** Exercise materials **
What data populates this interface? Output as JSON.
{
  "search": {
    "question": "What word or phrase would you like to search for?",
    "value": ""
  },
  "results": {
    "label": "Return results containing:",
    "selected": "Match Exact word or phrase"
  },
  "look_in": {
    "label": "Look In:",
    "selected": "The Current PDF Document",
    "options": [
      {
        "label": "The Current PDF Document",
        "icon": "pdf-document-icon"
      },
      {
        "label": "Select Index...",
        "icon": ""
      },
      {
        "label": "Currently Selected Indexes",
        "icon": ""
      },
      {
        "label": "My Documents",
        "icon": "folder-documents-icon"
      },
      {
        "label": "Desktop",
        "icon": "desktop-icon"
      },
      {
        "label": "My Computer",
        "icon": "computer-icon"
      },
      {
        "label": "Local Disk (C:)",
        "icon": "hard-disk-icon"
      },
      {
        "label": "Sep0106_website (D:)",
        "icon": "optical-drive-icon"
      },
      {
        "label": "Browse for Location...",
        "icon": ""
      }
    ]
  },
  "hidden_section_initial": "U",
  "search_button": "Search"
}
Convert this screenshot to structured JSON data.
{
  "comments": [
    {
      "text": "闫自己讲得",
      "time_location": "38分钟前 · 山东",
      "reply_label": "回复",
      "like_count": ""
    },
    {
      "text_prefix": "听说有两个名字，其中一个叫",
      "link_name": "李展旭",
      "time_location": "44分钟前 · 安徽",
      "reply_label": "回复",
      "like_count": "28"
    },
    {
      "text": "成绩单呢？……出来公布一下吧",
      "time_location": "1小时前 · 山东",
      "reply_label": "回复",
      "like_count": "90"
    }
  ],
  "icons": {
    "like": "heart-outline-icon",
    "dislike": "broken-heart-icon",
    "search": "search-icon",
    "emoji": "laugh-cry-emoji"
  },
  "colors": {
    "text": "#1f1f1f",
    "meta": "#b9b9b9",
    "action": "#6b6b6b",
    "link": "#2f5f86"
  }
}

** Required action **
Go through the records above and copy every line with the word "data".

** Task result **
What data populates this interface? Output as JSON.
Convert this screenshot to structured JSON data.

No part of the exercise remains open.